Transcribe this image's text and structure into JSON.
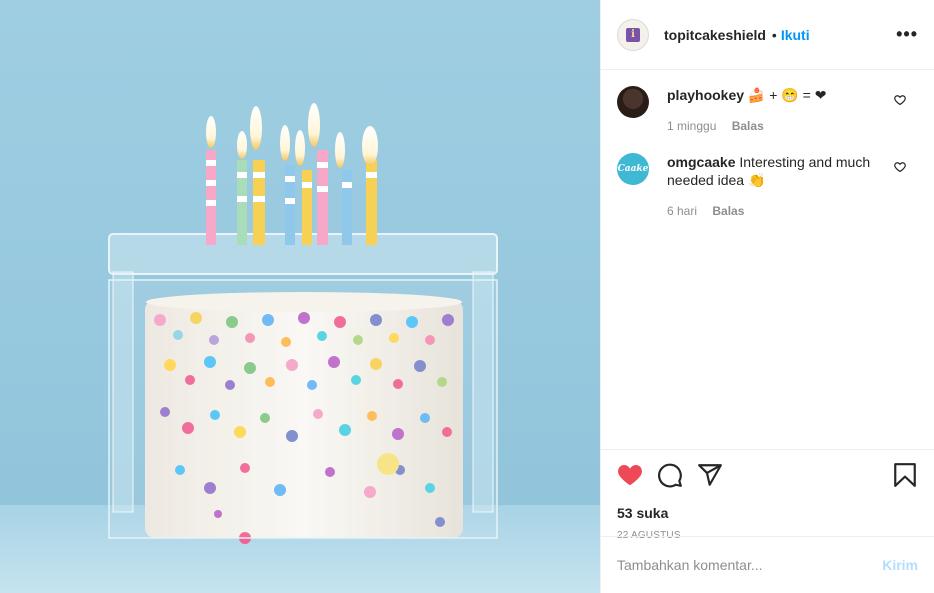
{
  "post": {
    "media_alt": "Birthday cake with candles under a clear cake shield",
    "author": {
      "username": "topitcakeshield",
      "separator": "•",
      "follow_label": "Ikuti",
      "avatar_letter": "i"
    },
    "more_icon": "more-horizontal-icon",
    "comments": [
      {
        "username": "playhookey",
        "text": "🍰 + 😁 = ❤",
        "time": "1 minggu",
        "reply_label": "Balas"
      },
      {
        "username": "omgcaake",
        "text": "Interesting and much needed idea 👏",
        "time": "6 hari",
        "reply_label": "Balas",
        "avatar_text": "Caake"
      }
    ],
    "actions": {
      "liked": true,
      "like_color": "#ed4956",
      "icons": [
        "heart-filled-icon",
        "comment-icon",
        "share-icon",
        "bookmark-icon"
      ]
    },
    "likes_text": "53 suka",
    "date": "22 AGUSTUS",
    "add_comment": {
      "placeholder": "Tambahkan komentar...",
      "send_label": "Kirim"
    }
  }
}
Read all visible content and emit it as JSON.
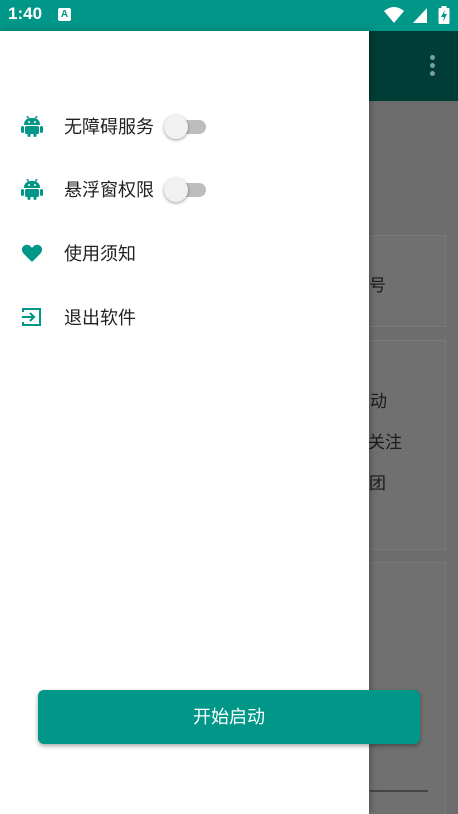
{
  "status_bar": {
    "time": "1:40",
    "notification_icon": "A",
    "icons": [
      "wifi-icon",
      "signal-icon",
      "battery-charging-icon"
    ]
  },
  "drawer": {
    "items": [
      {
        "label": "无障碍服务",
        "icon": "android-icon",
        "toggle": true,
        "toggle_on": false
      },
      {
        "label": "悬浮窗权限",
        "icon": "android-icon",
        "toggle": true,
        "toggle_on": false
      },
      {
        "label": "使用须知",
        "icon": "heart-icon",
        "toggle": false
      },
      {
        "label": "退出软件",
        "icon": "exit-icon",
        "toggle": false
      }
    ],
    "start_button_label": "开始启动"
  },
  "background_app": {
    "card1_text": "号",
    "card2_texts": [
      "动",
      "关注",
      "团"
    ]
  },
  "colors": {
    "accent": "#009688",
    "dark_toolbar": "#003d36",
    "scrim": "#6d6d6d"
  }
}
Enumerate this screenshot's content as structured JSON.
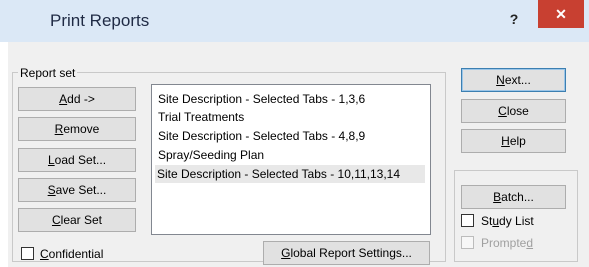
{
  "window": {
    "title": "Print Reports",
    "help_glyph": "?",
    "close_glyph": "✕"
  },
  "report_set": {
    "label": "Report set",
    "buttons": {
      "add": {
        "pre": "",
        "u": "A",
        "post": "dd ->"
      },
      "remove": {
        "pre": "",
        "u": "R",
        "post": "emove"
      },
      "load_set": {
        "pre": "",
        "u": "L",
        "post": "oad Set..."
      },
      "save_set": {
        "pre": "",
        "u": "S",
        "post": "ave Set..."
      },
      "clear_set": {
        "pre": "",
        "u": "C",
        "post": "lear Set"
      }
    },
    "items": [
      "Site Description - Selected Tabs - 1,3,6",
      "Trial Treatments",
      "Site Description - Selected Tabs - 4,8,9",
      "Spray/Seeding Plan",
      "Site Description - Selected Tabs - 10,11,13,14"
    ],
    "selected_index": 4,
    "confidential": {
      "pre": "",
      "u": "C",
      "post": "onfidential",
      "checked": false
    },
    "global_settings": {
      "pre": "",
      "u": "G",
      "post": "lobal Report Settings..."
    }
  },
  "side_buttons": {
    "next": {
      "pre": "",
      "u": "N",
      "post": "ext..."
    },
    "close": {
      "pre": "",
      "u": "C",
      "post": "lose"
    },
    "help": {
      "pre": "",
      "u": "H",
      "post": "elp"
    }
  },
  "batch": {
    "button": {
      "pre": "",
      "u": "B",
      "post": "atch..."
    },
    "study_list": {
      "pre": "St",
      "u": "u",
      "post": "dy List",
      "checked": false
    },
    "prompted": {
      "pre": "Prompte",
      "u": "d",
      "post": "",
      "checked": false,
      "enabled": false
    }
  },
  "colors": {
    "title_bg": "#dbe8f6",
    "close_bg": "#c84031",
    "client_bg": "#f0f0f0"
  }
}
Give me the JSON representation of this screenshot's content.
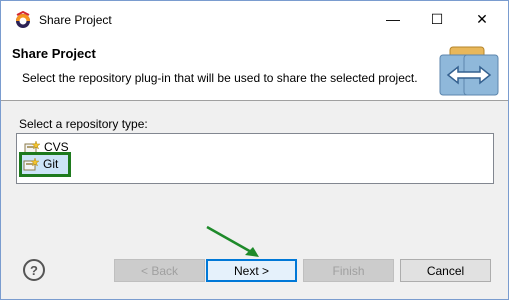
{
  "window": {
    "title": "Share Project",
    "controls": {
      "minimize": "—",
      "maximize": "☐",
      "close": "✕"
    }
  },
  "header": {
    "title": "Share Project",
    "description": "Select the repository plug-in that will be used to share the selected project."
  },
  "repository": {
    "label": "Select a repository type:",
    "items": [
      {
        "label": "CVS",
        "selected": false
      },
      {
        "label": "Git",
        "selected": true
      }
    ]
  },
  "footer": {
    "help": "?",
    "back_label": "< Back",
    "next_label": "Next >",
    "finish_label": "Finish",
    "cancel_label": "Cancel"
  },
  "colors": {
    "highlight_border": "#1e7a1e",
    "arrow": "#1e8a2a",
    "primary_button_border": "#0078d7"
  }
}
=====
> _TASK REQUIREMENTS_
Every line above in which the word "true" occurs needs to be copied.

> _TASK SOLUTION_
      "liked": true,
        "toggle": true,
        "toggle": true,
        "selected": true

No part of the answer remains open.